Statement by Jacob Carter, Union of Concerned Scientists

Published Jan 11, 2022

WASHINGTON (January 11, 2022)—Today, the White House’s task force on scientific integrity released its official report, offering recommendations to strengthen the role of science in the federal government and protect scientists from political interference. This report gives the Biden-Harris administration a road map for the urgent work of creating a stronger, more effective federal scientific enterprise, according to the Union of Concerned Scientists (UCS).

Below is a statement by Jacob Carter, senior scientist and acting research director for the Center for Science and Democracy at UCS.
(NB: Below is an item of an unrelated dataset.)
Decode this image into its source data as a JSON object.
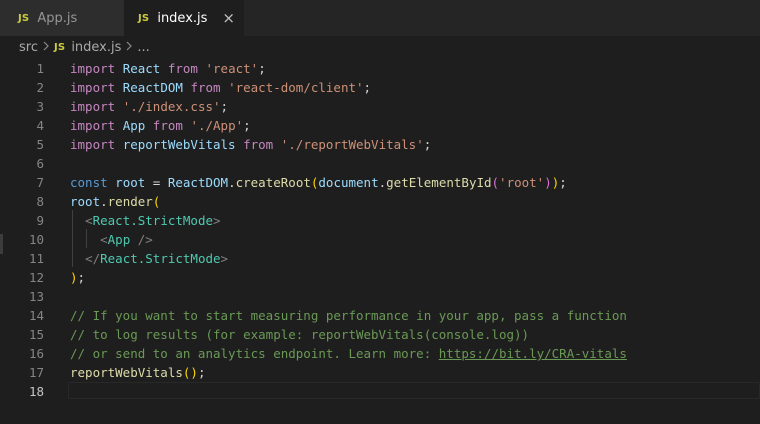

“As the nation works to emerge from a devastating pandemic and stares down the daunting challenges of climate change and environmental injustice, it’s never been more important for the federal government to make the best possible use of its scientific resources. But the federal scientific enterprise has been severely harmed by underfunding, neglect and outright hostility from political leaders in recent years. The release of today’s task force report shows that the Biden-Harris administration understands this challenge.

“First and foremost, it’s encouraging that this task force report exists at all. The previous administration committed over 200 abuses of science and created an incredibly hostile environment that drove hundreds of experienced public servants out of government.

“It’s gratifying to see that the task force has been listening to the scientific community. Scientists have been increasingly active in calling for stronger protections to allow experts to do their best work on behalf of the public. In many ways, the findings of this task force reflect the recommendations UCS has made to strengthen the role of science at the federal level. As a former EPA scientist, I know how vital it is that experts can feel free to follow their research without fear and know that their work will be taken seriously. The White House should continue to provide opportunities for scientists and the public at large to offer their input as the federal government works to strengthen scientific integrity policies. The administration needs to ensure that all agencies have strong, well-implemented policies and that the federal government is attentive to ethics, environmental justice, and accountability to the public.

“The administration has made some progress already, but there’s a long way to go to rebuild and re-imagine the federal government’s scientific enterprise. It’s time to put these ideas into practice.

“However, presidential actions can only do so much, and only for so long. The ability for federal scientists to do their important work can’t be left to chance. To truly make lasting progress, we need Congress to pass scientific integrity legislation and make sure these protections are codified into the law.”